── Data section ──

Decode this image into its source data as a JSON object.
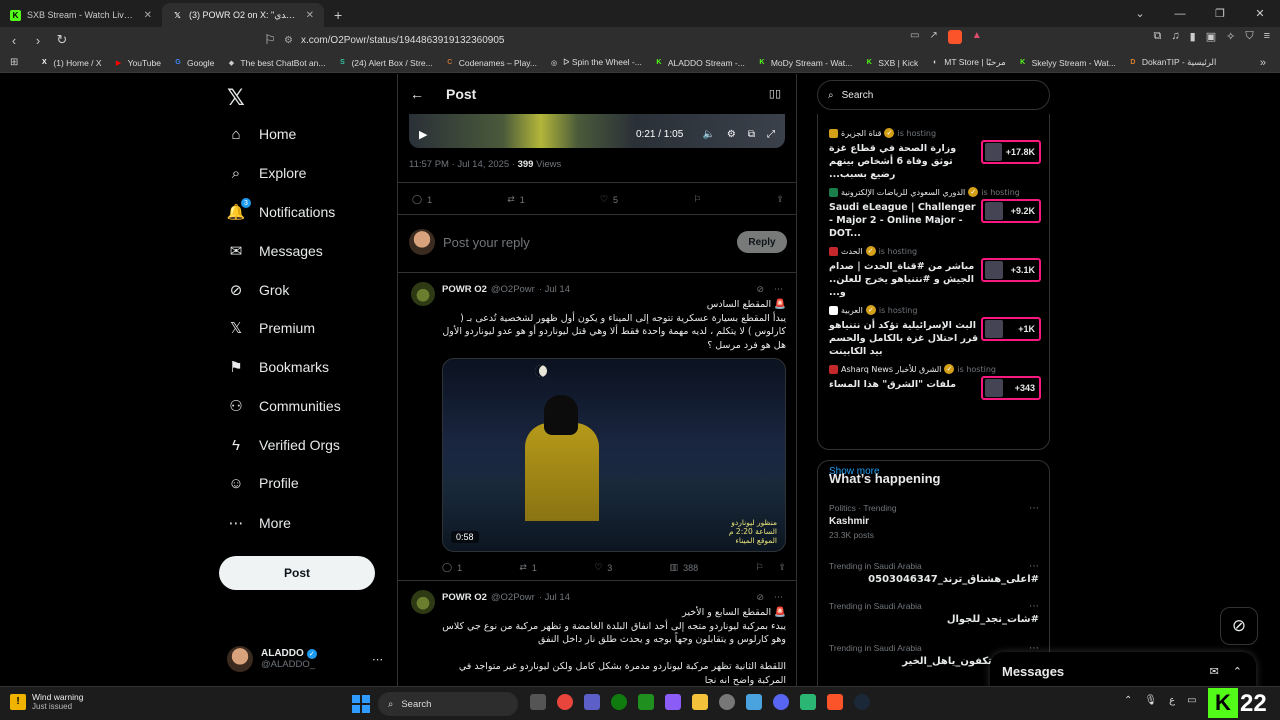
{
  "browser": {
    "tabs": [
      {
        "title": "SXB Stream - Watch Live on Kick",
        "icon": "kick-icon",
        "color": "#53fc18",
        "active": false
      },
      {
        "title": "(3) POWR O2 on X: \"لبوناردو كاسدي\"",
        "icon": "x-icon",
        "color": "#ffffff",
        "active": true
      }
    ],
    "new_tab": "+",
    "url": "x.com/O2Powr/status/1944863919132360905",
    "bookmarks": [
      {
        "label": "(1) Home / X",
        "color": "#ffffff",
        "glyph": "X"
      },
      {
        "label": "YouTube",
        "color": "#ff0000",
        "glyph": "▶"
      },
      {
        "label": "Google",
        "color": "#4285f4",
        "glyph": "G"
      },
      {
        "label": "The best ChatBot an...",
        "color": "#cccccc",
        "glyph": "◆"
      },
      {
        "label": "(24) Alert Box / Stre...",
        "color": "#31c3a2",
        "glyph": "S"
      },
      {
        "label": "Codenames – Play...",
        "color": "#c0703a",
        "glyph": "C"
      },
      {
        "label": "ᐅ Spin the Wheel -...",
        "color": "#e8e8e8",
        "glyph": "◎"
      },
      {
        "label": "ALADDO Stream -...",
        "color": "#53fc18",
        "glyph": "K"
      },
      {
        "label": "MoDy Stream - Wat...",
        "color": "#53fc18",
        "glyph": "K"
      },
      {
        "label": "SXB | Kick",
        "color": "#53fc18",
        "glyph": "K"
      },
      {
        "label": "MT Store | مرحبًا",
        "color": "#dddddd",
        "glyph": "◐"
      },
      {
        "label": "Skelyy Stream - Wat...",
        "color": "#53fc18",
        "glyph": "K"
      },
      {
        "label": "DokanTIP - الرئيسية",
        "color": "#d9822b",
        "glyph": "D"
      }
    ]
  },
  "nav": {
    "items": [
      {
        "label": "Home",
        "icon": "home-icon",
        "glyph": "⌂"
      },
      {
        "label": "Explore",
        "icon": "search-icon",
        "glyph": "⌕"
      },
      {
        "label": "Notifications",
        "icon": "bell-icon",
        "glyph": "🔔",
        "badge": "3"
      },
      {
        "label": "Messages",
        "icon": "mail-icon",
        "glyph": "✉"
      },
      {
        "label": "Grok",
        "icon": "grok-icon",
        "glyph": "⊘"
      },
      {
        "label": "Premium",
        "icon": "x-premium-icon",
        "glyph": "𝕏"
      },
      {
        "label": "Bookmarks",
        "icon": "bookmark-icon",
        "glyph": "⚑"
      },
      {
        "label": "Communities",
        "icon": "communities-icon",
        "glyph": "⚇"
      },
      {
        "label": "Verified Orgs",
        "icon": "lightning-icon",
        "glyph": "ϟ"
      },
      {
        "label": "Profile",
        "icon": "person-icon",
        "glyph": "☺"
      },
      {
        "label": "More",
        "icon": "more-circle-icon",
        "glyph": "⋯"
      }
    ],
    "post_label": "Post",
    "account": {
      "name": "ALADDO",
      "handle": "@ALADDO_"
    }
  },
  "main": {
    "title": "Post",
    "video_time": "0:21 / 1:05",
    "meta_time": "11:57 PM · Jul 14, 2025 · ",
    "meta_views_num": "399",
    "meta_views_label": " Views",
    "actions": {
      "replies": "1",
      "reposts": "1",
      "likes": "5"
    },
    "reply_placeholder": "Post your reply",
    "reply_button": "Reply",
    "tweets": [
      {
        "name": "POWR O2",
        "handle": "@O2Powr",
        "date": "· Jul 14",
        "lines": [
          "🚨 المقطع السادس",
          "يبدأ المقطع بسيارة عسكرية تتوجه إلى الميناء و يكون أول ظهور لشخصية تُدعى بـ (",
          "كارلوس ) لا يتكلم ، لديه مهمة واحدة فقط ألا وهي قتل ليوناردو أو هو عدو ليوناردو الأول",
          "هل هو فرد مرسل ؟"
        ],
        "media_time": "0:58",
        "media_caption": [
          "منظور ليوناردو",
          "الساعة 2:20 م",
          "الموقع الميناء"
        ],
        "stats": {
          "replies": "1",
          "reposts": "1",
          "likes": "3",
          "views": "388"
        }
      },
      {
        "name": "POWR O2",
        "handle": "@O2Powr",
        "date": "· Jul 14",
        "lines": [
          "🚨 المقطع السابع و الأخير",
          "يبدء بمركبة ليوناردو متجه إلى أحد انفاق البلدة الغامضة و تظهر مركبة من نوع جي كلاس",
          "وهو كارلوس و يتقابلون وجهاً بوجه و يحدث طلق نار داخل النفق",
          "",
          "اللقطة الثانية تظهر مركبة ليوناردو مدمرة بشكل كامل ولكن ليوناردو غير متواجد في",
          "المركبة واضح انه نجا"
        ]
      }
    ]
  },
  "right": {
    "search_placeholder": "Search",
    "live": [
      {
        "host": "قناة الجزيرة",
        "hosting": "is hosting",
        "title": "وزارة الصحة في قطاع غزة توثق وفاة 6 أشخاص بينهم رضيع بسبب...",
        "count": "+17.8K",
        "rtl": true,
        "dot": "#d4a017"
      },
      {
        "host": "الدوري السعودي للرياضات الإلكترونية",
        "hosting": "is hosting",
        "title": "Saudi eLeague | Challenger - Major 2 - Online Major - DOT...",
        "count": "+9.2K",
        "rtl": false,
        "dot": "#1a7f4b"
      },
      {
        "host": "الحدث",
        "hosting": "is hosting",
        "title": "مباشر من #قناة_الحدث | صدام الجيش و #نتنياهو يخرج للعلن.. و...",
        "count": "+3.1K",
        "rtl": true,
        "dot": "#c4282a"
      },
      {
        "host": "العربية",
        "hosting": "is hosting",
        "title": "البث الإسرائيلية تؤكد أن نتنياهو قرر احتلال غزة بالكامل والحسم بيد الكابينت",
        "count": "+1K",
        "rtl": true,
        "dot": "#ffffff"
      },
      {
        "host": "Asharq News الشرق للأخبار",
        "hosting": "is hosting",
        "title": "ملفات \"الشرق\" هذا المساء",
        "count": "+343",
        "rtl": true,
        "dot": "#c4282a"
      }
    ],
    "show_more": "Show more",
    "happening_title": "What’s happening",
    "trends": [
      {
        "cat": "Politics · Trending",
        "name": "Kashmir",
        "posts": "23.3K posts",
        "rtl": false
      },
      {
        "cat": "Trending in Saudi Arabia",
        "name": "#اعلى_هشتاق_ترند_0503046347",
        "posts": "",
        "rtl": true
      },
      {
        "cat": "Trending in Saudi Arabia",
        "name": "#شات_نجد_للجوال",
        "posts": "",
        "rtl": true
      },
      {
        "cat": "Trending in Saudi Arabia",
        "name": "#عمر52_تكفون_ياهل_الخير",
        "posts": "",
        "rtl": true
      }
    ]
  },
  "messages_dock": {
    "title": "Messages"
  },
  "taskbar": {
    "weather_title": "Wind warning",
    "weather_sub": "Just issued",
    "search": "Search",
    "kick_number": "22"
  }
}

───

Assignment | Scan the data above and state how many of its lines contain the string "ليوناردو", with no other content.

Result of this task | 4